Here are a few recent results that you won't find in the new report: A study published last November found that Arctic permafrost is thawing much faster than we thought, an ominous development that could expel massive quantities of the greenhouse gas methane into the atmosphere, accelerating climate change. Ice sheets in Greenland and the Antarctic are also melting faster than anticipated, which could make the IPCC's estimates for sea-level rise read like yesterday's newspaper.
The IPCC reports also won't make use of the latest advances in the models used to predict climate change. In July, Kerry Emanuel of the Massachusetts Institute of Technology updated the computer models used by the IPCC with more fine-grained data about cyclones, revealing that these storms could increase in number, not just intensity, as the current report holds.
The missed opportunities are an inevitable result of the IPCC's laborious review process, as well as the organization's strategy of releasing all its findings at more or less the same time. That approach made sense in the group's early years, when the painstaking work of creating the enormous assessments—culling research, drafting reports, administering reviews and making revisions—established academic and political credibility for an organization attempting to inform public policy with well-supported science. But the process also forces the IPCC to stop considering new results a year or even two years before the assessment comes out, and it may not fully integrate research that is older than that.
Without the latest data, the IPCC, already conservative in its proclamations, tends to underestimate the risks of climate change. And the slow update schedule gives foot-dragging governments cover, as they can always claim that they should wait for the next report to come out before taking action.
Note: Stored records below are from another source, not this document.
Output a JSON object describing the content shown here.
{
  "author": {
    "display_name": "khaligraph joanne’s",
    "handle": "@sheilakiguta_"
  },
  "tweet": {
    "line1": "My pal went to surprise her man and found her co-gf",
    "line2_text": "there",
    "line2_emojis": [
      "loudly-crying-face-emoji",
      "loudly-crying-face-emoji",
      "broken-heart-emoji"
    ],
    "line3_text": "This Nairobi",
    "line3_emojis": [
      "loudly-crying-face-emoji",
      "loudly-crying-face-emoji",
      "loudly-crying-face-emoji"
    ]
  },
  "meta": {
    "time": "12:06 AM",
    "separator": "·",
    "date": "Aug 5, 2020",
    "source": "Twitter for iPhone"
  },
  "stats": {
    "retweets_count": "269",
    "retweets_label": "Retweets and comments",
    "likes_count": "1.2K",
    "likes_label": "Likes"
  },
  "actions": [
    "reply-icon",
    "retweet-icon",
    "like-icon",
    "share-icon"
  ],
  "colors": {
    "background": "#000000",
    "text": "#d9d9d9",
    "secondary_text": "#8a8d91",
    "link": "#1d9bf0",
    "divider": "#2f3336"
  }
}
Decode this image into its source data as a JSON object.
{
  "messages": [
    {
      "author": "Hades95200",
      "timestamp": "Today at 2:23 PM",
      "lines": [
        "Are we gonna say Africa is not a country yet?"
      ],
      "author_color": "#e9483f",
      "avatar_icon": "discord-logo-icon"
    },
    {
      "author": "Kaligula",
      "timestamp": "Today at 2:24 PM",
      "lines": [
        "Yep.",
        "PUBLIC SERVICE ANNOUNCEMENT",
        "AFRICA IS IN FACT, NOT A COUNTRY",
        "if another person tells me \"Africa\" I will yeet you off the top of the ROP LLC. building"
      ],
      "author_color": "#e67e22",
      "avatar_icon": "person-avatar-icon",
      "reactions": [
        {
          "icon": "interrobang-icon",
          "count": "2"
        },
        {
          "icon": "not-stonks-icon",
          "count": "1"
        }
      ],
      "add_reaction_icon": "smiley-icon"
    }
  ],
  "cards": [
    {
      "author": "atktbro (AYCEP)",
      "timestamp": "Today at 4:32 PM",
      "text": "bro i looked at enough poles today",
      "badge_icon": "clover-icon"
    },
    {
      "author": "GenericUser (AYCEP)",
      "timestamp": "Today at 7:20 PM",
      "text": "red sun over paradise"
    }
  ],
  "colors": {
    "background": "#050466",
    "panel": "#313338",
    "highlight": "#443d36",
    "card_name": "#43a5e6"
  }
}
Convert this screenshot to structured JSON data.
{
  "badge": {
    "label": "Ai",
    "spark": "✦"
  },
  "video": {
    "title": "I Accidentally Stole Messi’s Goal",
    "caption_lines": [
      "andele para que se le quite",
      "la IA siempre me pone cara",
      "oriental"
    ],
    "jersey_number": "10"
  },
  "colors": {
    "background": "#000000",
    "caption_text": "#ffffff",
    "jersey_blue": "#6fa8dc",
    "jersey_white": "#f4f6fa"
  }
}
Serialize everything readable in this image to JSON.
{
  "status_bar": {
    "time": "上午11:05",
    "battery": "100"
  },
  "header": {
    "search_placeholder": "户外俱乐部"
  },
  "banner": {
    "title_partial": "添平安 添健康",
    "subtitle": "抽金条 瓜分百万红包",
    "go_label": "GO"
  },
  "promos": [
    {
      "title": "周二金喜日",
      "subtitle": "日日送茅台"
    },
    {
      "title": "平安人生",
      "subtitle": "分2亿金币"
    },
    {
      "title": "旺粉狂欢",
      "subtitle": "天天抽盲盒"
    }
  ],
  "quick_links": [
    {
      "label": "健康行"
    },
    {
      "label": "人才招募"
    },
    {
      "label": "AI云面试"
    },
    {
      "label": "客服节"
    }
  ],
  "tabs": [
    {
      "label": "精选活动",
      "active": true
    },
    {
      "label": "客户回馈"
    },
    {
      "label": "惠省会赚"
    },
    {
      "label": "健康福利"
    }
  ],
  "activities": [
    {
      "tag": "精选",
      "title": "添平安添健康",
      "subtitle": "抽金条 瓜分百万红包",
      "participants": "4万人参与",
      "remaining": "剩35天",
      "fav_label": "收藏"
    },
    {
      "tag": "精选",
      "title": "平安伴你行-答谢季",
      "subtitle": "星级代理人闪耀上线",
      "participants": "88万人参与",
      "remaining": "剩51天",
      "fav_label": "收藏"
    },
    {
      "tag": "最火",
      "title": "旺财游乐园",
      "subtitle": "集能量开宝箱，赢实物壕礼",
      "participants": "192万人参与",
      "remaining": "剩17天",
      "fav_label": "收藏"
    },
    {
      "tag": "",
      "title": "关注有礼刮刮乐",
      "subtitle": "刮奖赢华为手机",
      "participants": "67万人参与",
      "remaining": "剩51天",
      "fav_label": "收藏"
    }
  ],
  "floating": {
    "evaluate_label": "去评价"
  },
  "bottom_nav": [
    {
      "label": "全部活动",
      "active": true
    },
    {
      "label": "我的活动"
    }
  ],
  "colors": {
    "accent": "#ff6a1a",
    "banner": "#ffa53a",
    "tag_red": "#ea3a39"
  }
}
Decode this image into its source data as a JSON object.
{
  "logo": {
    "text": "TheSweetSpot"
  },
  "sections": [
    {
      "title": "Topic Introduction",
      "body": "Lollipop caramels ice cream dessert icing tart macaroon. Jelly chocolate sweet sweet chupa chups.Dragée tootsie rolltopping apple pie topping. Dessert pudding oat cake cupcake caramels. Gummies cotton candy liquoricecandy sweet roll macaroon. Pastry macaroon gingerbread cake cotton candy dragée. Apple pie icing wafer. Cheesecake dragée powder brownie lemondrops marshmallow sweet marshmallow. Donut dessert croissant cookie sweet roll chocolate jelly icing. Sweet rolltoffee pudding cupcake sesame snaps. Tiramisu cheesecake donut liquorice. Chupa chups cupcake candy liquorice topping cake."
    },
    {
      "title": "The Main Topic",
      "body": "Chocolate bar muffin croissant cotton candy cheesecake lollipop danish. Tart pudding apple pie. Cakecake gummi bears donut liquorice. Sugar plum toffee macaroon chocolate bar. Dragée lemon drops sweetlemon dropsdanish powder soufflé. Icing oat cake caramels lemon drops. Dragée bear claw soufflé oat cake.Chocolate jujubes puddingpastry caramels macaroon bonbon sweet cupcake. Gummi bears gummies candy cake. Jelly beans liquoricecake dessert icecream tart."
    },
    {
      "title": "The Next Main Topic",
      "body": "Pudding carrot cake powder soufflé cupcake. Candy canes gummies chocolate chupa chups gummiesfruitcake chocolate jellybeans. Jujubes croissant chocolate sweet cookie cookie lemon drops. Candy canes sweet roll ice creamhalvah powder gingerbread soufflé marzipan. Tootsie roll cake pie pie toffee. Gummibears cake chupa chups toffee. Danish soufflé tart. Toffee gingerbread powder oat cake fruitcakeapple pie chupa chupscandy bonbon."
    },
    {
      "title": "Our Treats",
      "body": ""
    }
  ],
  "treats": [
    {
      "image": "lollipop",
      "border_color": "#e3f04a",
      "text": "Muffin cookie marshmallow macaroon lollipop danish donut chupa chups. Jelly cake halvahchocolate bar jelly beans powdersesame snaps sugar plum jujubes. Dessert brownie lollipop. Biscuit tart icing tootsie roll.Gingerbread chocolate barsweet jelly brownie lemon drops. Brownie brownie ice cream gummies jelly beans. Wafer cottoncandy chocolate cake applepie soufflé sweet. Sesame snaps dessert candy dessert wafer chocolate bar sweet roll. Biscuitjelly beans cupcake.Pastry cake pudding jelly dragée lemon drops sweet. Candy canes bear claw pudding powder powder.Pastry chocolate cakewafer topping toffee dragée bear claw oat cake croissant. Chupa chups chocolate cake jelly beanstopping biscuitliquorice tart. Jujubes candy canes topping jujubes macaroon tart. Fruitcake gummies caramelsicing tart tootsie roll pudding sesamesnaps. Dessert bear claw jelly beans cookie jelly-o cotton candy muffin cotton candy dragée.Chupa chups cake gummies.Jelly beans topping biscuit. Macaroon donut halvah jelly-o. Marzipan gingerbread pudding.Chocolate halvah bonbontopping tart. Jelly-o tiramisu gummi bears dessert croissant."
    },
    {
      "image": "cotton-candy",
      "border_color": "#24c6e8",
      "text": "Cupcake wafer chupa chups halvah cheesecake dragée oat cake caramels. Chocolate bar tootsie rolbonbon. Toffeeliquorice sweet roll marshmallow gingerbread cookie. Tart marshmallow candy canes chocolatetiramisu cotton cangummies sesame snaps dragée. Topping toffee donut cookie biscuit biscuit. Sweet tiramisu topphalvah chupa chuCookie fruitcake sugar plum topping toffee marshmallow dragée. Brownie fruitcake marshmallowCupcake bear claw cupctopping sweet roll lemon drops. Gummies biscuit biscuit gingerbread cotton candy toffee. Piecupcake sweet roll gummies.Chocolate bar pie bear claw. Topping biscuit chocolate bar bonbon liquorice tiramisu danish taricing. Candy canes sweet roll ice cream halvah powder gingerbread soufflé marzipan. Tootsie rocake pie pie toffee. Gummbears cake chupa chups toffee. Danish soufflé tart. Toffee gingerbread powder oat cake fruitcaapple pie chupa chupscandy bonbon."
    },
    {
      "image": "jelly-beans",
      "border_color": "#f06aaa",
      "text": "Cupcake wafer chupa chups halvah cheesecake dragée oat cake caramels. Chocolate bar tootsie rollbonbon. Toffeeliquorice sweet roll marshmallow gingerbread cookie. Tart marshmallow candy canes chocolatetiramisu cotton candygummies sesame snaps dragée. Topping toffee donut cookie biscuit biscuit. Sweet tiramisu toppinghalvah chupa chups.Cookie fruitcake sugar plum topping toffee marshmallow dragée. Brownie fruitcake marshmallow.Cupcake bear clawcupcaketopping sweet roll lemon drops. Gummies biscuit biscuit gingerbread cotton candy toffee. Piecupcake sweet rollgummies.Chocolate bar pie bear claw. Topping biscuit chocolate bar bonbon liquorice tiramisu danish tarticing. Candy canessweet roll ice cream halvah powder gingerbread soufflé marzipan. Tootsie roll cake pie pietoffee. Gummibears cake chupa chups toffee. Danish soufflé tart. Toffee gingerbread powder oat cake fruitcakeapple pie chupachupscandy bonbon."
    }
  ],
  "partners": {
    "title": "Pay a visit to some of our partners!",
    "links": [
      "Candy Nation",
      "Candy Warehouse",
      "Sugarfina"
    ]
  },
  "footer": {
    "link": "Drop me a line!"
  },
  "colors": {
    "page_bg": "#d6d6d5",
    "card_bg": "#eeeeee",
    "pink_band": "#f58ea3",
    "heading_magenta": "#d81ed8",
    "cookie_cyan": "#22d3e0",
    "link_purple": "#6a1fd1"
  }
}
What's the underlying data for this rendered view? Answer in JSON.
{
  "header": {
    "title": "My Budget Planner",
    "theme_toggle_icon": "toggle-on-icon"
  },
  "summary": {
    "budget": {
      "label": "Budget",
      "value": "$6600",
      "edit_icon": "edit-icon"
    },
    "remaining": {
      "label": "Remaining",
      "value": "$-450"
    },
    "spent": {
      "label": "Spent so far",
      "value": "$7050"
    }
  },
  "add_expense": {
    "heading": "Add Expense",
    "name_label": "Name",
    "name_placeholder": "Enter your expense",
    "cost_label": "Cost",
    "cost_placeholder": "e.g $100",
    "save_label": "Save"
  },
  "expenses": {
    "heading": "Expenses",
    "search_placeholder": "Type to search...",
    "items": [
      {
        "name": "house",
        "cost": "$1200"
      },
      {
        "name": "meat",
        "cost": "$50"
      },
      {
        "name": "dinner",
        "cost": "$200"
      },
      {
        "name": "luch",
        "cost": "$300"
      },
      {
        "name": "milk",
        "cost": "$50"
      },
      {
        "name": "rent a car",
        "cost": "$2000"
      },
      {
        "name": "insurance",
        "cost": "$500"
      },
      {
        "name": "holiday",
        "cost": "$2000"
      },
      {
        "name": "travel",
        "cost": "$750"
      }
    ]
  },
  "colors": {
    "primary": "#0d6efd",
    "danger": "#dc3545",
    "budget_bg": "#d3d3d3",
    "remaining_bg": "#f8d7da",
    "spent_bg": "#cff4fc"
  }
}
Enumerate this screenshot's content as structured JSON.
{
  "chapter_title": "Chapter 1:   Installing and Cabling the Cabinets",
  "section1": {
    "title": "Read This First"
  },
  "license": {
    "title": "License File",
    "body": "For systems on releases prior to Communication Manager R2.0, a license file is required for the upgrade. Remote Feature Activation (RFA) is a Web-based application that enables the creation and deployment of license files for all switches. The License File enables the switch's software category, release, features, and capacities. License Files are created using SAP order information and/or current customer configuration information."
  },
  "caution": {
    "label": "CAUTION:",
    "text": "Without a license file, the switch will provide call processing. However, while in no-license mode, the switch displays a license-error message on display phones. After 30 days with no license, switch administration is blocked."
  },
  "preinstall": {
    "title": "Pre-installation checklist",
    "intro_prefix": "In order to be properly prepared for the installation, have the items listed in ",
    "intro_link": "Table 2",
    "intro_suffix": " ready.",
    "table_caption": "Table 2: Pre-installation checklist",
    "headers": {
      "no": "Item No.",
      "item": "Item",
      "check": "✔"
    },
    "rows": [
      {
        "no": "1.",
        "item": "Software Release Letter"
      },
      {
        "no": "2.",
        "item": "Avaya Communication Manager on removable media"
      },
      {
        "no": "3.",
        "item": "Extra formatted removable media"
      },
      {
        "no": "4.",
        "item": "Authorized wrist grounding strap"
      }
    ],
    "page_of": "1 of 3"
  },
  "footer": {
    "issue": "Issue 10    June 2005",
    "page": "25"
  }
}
The IPCC has to move faster. To do so, it should drop the major assessments. Instead it should issue frequent, tightly focused reports on specific topics, such as sea-level rise, water scarcity and agricultural yields. Such reports would allow it to incorporate science that is only months old rather than years old.
The organization should also conduct its reviews publicly, online. Scientists would post drafts and comments in a wiki-style repository that would grow daily. This format would mute criticisms that the drafting process is overly secretive. Occasional errors, such as a mistake in the 2007 assessment about how rapidly Himalayan glaciers are receding, would be caught right away. Any alleged bias from an author would be revealed. A more transparent system would also help neuter the unfounded (yet enduring) accusations that the IPCC is some sort of political conspiracy, rather than a research review board. Mostly, a wiki approach would ensure that all reports reflect up-to-the-minute science.
Unfortunately, the IPCC is not built to do quick work. The organization currently relies on an army of volunteer scientists encumbered by their day jobs. The group should instead become a permanent, global agency that relies on a nimble, dedicated staff. Institutional models abound, as Eduardo Zorita of the GKSS Research Center in Germany wrote in Nature (Scientific American is part of Nature Publishing Group): “The European Central Bank, the International Atomic Energy Agency, the International Energy Agency and the U.S. Congressional Budget Office all independently navigate their way through strong political pressures, delivering valuable assessments, advice, reports and forecasts…. These agencies are accountable and respected.”